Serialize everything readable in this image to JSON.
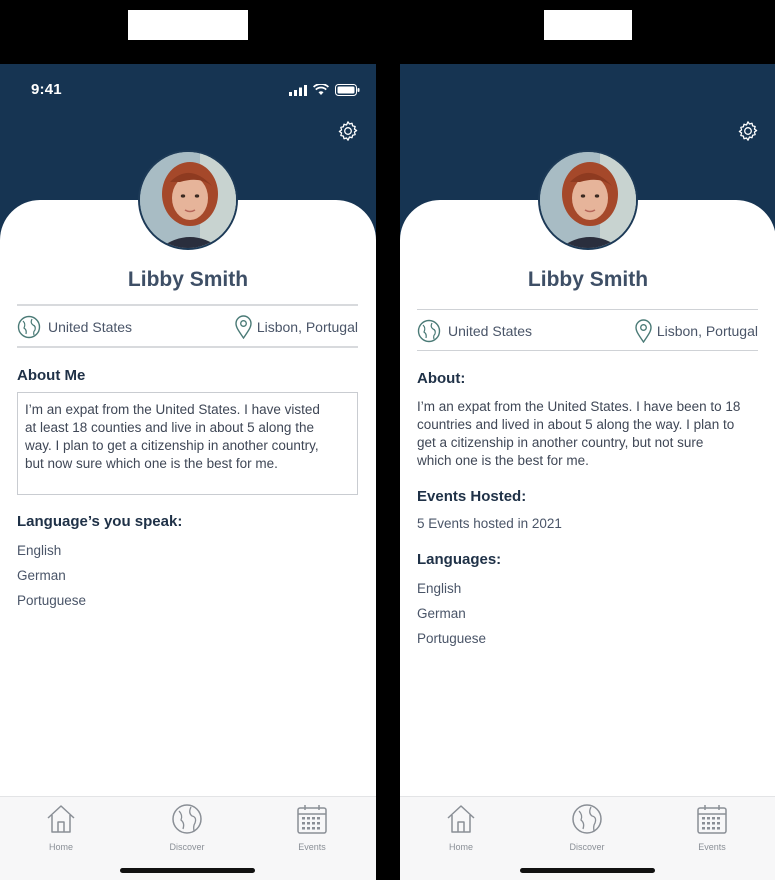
{
  "colors": {
    "header": "#163452",
    "name": "#3e4f66",
    "icon": "#4a7a76"
  },
  "before": {
    "status_time": "9:41",
    "profile": {
      "name": "Libby Smith",
      "country": "United States",
      "location": "Lisbon, Portugal"
    },
    "about": {
      "title": "About Me",
      "lines": [
        "I’m an expat from the United States. I have visted",
        "at least 18 counties and live in about 5 along the",
        "way. I plan to get a citizenship in another country,",
        "but now sure which one is the best for me."
      ]
    },
    "languages": {
      "title": "Language’s you speak:",
      "items": [
        "English",
        "German",
        "Portuguese"
      ]
    }
  },
  "after": {
    "profile": {
      "name": "Libby Smith",
      "country": "United States",
      "location": "Lisbon, Portugal"
    },
    "about": {
      "title": "About:",
      "lines": [
        "I’m an expat from the United States. I have been to 18",
        "countries and lived in about 5 along the way. I plan to",
        "get a citizenship in another country, but not sure",
        "which one is the best for me."
      ]
    },
    "events": {
      "title": "Events Hosted:",
      "value": "5 Events hosted in 2021"
    },
    "languages": {
      "title": "Languages:",
      "items": [
        "English",
        "German",
        "Portuguese"
      ]
    }
  },
  "tabs": [
    {
      "label": "Home",
      "icon": "home-icon"
    },
    {
      "label": "Discover",
      "icon": "globe-icon"
    },
    {
      "label": "Events",
      "icon": "calendar-icon"
    }
  ]
}
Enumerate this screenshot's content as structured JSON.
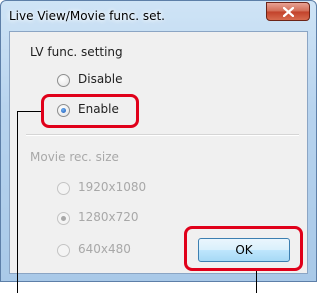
{
  "dialog": {
    "title": "Live View/Movie func. set.",
    "close_icon": "close-icon"
  },
  "lv_group": {
    "heading": "LV func. setting",
    "options": [
      {
        "label": "Disable",
        "selected": false,
        "enabled": true
      },
      {
        "label": "Enable",
        "selected": true,
        "enabled": true
      }
    ]
  },
  "movie_group": {
    "heading": "Movie rec. size",
    "enabled": false,
    "options": [
      {
        "label": "1920x1080",
        "selected": false
      },
      {
        "label": "1280x720",
        "selected": true
      },
      {
        "label": "640x480",
        "selected": false
      }
    ]
  },
  "buttons": {
    "ok_label": "OK"
  },
  "colors": {
    "highlight": "#e0001a",
    "window_frame": "#a9c9e8",
    "client_bg": "#f0f0f0"
  }
}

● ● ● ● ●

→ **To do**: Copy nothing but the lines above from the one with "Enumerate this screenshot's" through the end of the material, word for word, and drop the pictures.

→ **Task response**:
Enumerate this screenshot's content as structured JSON.
{
  "dialog": {
    "title": "Live View/Movie func. set.",
    "close_icon": "close-icon"
  },
  "lv_group": {
    "heading": "LV func. setting",
    "options": [
      {
        "label": "Disable",
        "selected": false,
        "enabled": true
      },
      {
        "label": "Enable",
        "selected": true,
        "enabled": true
      }
    ]
  },
  "movie_group": {
    "heading": "Movie rec. size",
    "enabled": false,
    "options": [
      {
        "label": "1920x1080",
        "selected": false
      },
      {
        "label": "1280x720",
        "selected": true
      },
      {
        "label": "640x480",
        "selected": false
      }
    ]
  },
  "buttons": {
    "ok_label": "OK"
  },
  "colors": {
    "highlight": "#e0001a",
    "window_frame": "#a9c9e8",
    "client_bg": "#f0f0f0"
  }
}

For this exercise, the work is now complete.